A good policy should also state that only software that has been approved by your governing control board can be installed in your network environment. In addition to your working “software tools,” this policy should include encryption, PDA, MP3 and peer-to-peer software, as well as screen savers and browser plug-ins. Your policy should also address media and external devices that are personally owned. Not only are these a huge source of malware but they can compromise the integrity of your software environment, and the last thing you want is an unexpected knock on the door by the Business Software Alliance.

Have an acceptable use guideline defined in your policy and require your staff to sign on to it. Make sure it specifically calls out the IT and security team members so that no employee feels above the rules. You should also have a change control policy. Good change control processes ensure your staff understands how and when it is acceptable to introduce new software and changes into your computing environment. A change control policy should require that, among other things:

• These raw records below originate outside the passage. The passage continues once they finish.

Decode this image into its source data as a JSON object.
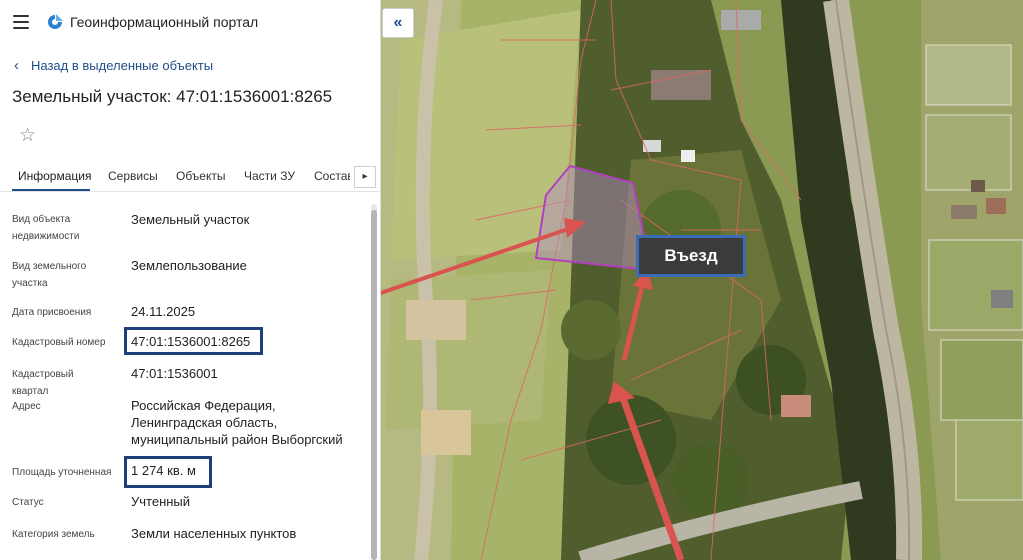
{
  "app": {
    "title": "Геоинформационный портал"
  },
  "nav": {
    "back_label": "Назад в выделенные объекты"
  },
  "page": {
    "title": "Земельный участок: 47:01:1536001:8265"
  },
  "tabs": [
    {
      "label": "Информация"
    },
    {
      "label": "Сервисы"
    },
    {
      "label": "Объекты"
    },
    {
      "label": "Части ЗУ"
    },
    {
      "label": "Состав"
    }
  ],
  "fields": {
    "object_type": {
      "label_line1": "Вид объекта",
      "label_line2": "недвижимости",
      "value": "Земельный участок"
    },
    "land_use": {
      "label_line1": "Вид земельного",
      "label_line2": "участка",
      "value": "Землепользование"
    },
    "assign_date": {
      "label": "Дата присвоения",
      "value": "24.11.2025"
    },
    "cadastral_number": {
      "label": "Кадастровый номер",
      "value": "47:01:1536001:8265"
    },
    "cadastral_quarter": {
      "label": "Кадастровый квартал",
      "value": "47:01:1536001"
    },
    "address": {
      "label": "Адрес",
      "line1": "Российская Федерация,",
      "line2": "Ленинградская область,",
      "line3": "муниципальный район Выборгский"
    },
    "area": {
      "label": "Площадь уточненная",
      "value": "1 274 кв. м"
    },
    "status": {
      "label": "Статус",
      "value": "Учтенный"
    },
    "land_category": {
      "label": "Категория земель",
      "value": "Земли населенных пунктов"
    }
  },
  "map": {
    "entry_label": "Въезд",
    "collapse_icon": "double-chevron-left-icon",
    "parcel_color": "#b23fbf",
    "arrow_color": "#d9534f",
    "highlight_color": "#1f3f7a"
  }
}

  • Any system changes, including new software installations, are documented and approved
  • Configuration management documentation is updated to reflect the new state
  • Changes are applied only by authorized personnel
  • Changes made by one person to security appliances and devices must be reviewed by another qualified staff member.

This separation of duties keeps a potential bad apple from having both keys to the nuclear missile. The military calls it Two-Person Integrity, and the purpose is to keep people honest. I’m not equating an illegal software incident with something as critical as nuclear weapons, but we all take a hit in credibility when people start wondering who’s watching the watchers.

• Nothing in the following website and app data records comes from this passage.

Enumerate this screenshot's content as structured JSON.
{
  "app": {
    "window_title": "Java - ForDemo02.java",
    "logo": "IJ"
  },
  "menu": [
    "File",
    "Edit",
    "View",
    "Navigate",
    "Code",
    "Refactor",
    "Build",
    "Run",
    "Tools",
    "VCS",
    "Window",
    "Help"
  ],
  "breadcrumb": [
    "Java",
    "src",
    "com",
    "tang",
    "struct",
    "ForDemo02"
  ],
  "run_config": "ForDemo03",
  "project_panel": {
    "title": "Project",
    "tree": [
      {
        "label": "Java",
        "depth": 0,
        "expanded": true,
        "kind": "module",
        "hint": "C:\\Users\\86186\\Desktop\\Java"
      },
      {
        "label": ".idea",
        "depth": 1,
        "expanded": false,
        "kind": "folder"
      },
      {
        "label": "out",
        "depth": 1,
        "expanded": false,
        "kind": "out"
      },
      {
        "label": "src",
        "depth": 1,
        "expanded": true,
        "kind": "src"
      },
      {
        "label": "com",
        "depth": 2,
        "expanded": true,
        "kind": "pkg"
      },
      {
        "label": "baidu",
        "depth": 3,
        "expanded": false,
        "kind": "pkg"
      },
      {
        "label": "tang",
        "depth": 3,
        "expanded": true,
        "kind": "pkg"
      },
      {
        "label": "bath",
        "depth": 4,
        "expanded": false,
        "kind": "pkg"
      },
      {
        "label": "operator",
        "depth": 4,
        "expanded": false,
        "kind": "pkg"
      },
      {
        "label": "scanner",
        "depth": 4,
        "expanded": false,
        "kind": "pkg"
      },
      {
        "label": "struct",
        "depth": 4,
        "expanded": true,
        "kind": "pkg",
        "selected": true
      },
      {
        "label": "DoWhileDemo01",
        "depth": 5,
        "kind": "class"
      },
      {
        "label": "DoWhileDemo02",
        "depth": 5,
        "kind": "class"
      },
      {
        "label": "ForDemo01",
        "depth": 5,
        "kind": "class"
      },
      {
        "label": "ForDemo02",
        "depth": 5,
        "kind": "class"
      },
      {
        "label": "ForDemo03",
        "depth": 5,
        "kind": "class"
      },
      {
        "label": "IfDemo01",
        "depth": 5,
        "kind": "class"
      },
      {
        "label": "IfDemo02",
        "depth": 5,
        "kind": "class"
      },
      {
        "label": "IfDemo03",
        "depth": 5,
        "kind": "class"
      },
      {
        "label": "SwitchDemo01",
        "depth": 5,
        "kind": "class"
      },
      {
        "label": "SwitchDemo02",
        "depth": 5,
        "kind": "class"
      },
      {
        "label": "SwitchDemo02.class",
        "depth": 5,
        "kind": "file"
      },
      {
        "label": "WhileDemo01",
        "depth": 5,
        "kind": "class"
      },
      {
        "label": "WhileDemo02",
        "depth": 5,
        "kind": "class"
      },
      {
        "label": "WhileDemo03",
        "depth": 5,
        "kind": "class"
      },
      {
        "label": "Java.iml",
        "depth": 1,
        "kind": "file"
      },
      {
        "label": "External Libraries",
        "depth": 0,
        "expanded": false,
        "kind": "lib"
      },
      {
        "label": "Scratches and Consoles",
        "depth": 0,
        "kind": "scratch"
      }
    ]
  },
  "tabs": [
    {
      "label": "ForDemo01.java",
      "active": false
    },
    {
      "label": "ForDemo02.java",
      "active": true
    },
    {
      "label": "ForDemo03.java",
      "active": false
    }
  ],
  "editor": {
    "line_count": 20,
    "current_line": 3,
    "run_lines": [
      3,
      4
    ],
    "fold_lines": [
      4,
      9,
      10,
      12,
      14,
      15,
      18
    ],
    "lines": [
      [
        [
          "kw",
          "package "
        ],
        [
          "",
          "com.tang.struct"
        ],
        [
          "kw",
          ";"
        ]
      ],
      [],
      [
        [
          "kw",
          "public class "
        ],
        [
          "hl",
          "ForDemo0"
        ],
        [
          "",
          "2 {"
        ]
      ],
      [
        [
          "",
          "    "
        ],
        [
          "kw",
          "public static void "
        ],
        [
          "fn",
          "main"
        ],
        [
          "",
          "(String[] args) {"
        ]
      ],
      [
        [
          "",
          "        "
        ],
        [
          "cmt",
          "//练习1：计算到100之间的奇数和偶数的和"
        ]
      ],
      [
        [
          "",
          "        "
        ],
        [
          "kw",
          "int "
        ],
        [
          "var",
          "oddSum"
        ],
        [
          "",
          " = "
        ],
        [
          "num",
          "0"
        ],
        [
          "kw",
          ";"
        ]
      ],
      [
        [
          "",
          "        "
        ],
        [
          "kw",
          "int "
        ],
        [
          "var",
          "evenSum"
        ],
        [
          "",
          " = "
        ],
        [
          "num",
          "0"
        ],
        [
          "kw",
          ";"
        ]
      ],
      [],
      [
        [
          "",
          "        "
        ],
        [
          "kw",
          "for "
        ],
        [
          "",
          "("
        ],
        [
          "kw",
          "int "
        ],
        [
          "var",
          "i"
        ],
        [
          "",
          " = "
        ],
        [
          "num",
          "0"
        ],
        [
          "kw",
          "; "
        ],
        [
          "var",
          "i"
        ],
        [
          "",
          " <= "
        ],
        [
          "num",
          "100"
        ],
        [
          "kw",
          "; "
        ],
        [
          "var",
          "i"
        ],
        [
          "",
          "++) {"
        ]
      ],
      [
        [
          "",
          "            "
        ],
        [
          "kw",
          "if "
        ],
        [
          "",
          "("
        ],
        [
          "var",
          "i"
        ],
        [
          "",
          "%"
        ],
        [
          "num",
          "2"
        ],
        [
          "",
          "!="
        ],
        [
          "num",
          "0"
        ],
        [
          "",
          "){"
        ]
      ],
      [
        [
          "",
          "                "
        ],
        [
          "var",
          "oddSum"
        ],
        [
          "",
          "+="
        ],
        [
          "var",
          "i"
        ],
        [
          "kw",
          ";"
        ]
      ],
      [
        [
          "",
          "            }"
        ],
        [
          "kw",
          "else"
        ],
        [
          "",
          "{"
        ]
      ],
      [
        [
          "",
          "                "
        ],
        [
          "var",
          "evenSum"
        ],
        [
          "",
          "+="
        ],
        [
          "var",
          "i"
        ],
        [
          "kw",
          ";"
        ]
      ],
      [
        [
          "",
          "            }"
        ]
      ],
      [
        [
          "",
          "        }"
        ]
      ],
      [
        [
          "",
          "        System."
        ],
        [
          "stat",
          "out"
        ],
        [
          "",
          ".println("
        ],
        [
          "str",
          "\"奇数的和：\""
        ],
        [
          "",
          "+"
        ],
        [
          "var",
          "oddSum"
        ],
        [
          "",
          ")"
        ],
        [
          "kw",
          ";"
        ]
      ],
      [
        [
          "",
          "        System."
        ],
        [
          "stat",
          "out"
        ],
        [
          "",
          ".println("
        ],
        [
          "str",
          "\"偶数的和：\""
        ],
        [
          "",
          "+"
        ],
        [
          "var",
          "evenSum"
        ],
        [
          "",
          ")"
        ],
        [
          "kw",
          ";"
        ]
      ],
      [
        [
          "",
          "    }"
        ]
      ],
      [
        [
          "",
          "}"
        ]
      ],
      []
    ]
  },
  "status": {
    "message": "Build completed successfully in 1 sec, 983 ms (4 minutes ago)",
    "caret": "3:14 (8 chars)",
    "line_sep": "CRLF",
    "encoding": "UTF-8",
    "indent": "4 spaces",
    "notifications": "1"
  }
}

Finally, make sure you have a policy to conduct background checks on all your new hires and annual checks for your existing staff. If you don’t, you are asking for trouble. You’d think that in a large government organization this would be standard policy, right? Wrong! One of the first questions I was asked about this employee was if he’d had a background check.

Run Good Auditing Tools

You need to run security tools that audit and identify when unauthorized software is installed. Symantec Altiris, LANDesk, Microsoft Systems Management Server and Novell ZENworks are some of the representative tools that establish the heart of software asset management in a Windows environment. In addition to tracking what software is installed and uninstalled, these tools track licensing and report on inventory management and usage. Need metrics? These tools give you all you need.

Establish a Training Program

Make sure that your folks get regular refreshers on what it means to be a security professional. As most of us have heard, “The only difference between a security professional and a bad guy is permission.” Even good people need to hear this every now and then. It reminds them not to cut corners. I’ve seen people get so caught up in resolving a problem or putting something new together that they forget their overall responsibilities and jeopardize their careers by circumventing policy. When people get caught driving drunk, their insurance rates go up and they have a police record. It doesn’t matter if they are solid citizens with no prior records. The same goes for information security professionals. It’s awfully hard to get a job with the black mark of unprofessional conduct on your résumé.

Develop a Code of Ethics

Establish a code of ethics for your security staff and have them read and sign it annually. I do this so that my security team will internalize the fact that they are held to a higher standard. They have access and authority that few other IT people have. I set the bar high so that my staff recognizes that it’s a privilege to work on the security team. It also helps us hold each other accountable. No one wants to have his credibility stained by a team member exceeding his privileges and bringing discredit upon the organization. We all believe that we have smart and dedicated people, but an annual refresher goes a long way in brushing away the cobwebs on a forgetful memory.

So there it is. Save yourself some heartache and make sure your people understand your organization’s policies, but perhaps more important, what it means to be a security professional.

CSO Undercover is written anonymously by a real CSO. Send feedback to